Claustrophobia is a fear of confined spaces. It is triggered by many situations or stimuli, including elevators, especially when crowded to capacity, windowless rooms, and hotel rooms with closed doors and sealed windows. Even bedrooms with a lock on the outside, small cars, and tight-necked clothing can induce a response in those with claustrophobia. It is typically classified as an anxiety disorder, which often results in panic attacks. The onset of claustrophobia has been attributed to many factors, including a reduction in the size of the amygdala, classical conditioning, or a genetic predisposition to fear small spaces.
One study indicates that anywhere from five to ten percent of the world population is affected by severe claustrophobia, but only a small percentage of these people receive some kind of treatment for the disorder.

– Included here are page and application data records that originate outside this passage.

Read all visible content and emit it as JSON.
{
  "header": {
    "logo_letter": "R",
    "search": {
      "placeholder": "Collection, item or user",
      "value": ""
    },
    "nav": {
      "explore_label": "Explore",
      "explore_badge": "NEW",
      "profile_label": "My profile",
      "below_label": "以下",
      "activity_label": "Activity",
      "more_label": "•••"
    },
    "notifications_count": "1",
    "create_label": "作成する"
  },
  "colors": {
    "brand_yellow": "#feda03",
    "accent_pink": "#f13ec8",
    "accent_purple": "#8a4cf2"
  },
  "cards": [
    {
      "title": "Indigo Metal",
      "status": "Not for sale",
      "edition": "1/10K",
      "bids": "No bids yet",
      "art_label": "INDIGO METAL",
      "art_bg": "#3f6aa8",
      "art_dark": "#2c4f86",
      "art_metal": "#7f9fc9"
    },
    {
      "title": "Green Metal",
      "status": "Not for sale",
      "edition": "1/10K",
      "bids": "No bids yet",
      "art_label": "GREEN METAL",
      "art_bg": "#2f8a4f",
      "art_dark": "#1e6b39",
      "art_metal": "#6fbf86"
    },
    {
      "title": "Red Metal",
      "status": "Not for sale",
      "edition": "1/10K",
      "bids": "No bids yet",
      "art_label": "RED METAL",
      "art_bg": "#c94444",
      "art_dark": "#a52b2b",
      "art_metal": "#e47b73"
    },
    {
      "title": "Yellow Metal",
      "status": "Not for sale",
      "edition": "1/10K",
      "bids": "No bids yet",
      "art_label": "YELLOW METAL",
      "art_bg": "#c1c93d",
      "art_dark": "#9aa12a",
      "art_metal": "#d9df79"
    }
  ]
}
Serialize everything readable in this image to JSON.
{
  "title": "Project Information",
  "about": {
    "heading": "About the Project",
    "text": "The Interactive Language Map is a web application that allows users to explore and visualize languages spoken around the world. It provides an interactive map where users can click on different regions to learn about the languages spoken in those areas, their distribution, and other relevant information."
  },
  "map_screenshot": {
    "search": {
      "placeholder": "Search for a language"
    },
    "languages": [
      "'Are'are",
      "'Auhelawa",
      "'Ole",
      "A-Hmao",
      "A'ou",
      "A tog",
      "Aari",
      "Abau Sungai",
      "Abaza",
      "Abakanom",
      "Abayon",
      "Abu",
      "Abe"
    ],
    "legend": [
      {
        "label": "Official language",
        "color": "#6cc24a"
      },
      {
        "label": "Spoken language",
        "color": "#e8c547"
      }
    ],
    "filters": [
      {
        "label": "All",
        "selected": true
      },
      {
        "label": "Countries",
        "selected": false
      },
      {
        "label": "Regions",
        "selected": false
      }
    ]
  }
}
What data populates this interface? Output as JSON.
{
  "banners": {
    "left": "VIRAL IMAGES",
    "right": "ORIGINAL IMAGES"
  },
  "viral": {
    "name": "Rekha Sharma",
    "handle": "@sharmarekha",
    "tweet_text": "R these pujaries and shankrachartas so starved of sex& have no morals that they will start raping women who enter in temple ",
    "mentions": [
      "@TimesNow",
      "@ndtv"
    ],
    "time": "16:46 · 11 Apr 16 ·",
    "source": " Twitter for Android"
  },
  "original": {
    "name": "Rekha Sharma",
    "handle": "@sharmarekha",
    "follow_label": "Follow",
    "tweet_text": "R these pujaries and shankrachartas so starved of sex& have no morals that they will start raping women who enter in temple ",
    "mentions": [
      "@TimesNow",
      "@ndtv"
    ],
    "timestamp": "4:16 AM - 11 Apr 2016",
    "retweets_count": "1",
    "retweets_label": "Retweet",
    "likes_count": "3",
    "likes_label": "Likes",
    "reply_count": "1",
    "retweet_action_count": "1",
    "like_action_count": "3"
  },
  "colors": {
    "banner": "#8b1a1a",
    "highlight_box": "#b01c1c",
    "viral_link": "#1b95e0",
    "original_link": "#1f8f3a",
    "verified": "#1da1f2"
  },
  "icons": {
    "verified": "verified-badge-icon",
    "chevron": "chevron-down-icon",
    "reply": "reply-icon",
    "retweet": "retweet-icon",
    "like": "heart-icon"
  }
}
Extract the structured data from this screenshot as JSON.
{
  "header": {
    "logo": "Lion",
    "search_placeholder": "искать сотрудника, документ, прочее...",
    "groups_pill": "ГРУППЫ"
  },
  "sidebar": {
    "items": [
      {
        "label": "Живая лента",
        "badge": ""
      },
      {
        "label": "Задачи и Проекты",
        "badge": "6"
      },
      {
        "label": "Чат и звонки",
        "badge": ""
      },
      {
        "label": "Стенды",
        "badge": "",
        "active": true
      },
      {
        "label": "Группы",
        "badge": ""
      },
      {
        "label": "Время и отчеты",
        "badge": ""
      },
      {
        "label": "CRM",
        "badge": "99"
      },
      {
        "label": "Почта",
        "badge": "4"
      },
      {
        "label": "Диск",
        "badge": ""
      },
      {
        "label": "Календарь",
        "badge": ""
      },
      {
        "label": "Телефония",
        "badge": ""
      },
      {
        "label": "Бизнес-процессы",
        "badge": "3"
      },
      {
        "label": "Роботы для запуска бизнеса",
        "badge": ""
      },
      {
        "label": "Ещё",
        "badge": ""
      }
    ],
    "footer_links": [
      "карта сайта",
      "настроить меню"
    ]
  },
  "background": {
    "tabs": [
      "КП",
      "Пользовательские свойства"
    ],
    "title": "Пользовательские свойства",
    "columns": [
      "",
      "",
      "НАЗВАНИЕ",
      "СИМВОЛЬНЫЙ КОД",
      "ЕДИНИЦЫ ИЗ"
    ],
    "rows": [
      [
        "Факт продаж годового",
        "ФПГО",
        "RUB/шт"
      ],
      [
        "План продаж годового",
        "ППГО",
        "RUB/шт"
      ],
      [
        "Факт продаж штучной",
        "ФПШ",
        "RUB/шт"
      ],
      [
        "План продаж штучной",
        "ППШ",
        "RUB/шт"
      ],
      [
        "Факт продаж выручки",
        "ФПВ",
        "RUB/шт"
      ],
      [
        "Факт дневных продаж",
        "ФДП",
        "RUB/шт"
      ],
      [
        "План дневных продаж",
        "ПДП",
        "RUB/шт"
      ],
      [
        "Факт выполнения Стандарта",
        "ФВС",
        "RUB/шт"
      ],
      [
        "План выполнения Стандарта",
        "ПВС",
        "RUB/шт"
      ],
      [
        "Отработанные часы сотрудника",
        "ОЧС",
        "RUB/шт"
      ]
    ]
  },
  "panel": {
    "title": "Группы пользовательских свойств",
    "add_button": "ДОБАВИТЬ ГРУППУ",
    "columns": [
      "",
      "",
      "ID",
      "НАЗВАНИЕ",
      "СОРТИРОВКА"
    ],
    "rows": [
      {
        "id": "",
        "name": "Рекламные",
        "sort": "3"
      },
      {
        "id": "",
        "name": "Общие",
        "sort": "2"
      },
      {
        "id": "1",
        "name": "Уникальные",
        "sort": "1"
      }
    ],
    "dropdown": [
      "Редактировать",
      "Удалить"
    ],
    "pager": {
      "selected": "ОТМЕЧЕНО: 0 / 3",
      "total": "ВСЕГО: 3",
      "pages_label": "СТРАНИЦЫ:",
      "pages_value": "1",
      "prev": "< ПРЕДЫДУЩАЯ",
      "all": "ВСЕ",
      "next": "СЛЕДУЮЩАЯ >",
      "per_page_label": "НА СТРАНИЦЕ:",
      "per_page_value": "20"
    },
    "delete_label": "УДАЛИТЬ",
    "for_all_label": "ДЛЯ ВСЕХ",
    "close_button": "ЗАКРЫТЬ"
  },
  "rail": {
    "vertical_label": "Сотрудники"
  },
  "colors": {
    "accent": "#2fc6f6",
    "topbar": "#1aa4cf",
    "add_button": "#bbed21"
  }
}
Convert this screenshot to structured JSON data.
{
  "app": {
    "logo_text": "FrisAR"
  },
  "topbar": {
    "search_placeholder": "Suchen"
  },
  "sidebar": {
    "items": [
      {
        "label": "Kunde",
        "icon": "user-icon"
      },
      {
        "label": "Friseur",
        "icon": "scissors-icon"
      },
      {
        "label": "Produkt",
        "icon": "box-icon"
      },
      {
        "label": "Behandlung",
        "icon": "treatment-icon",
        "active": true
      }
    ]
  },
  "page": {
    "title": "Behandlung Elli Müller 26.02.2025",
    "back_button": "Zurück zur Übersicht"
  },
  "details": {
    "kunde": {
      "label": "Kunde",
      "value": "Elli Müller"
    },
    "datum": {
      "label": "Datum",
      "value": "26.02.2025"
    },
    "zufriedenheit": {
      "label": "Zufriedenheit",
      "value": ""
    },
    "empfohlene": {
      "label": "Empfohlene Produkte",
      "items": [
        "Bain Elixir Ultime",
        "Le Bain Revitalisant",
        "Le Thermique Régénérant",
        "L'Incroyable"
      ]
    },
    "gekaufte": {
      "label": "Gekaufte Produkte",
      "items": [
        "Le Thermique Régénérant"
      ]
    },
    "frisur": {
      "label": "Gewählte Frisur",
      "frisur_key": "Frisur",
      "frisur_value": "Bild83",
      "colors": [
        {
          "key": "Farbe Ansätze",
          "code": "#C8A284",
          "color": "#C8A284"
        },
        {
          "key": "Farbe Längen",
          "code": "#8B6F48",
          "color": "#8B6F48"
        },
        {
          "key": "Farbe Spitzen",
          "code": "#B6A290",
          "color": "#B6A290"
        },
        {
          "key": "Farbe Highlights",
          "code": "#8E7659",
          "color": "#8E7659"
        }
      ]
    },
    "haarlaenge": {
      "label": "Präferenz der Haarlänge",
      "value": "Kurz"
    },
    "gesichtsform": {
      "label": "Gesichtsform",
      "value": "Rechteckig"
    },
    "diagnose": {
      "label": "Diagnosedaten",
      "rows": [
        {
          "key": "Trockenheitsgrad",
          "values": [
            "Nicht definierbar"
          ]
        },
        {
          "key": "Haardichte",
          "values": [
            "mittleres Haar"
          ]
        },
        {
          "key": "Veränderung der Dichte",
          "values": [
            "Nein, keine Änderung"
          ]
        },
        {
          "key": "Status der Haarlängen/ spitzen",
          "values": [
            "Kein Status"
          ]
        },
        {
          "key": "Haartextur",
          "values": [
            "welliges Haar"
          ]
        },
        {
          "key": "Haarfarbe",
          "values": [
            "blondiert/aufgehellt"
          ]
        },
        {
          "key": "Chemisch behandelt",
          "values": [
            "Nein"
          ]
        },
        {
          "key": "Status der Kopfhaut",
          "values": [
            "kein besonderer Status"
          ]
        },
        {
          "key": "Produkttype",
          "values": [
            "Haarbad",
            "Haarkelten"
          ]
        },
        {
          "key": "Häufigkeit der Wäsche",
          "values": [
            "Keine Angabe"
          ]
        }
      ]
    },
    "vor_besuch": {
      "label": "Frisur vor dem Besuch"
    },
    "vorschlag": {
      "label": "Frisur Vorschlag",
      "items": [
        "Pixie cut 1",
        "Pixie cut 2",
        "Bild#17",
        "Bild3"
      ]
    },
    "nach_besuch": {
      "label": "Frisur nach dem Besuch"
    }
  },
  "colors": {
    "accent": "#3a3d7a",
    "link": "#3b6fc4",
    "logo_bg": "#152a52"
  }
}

The term claustrophobia comes from Latin claustrum "a shut in place" and Greek φόβος, phóbos, "fear".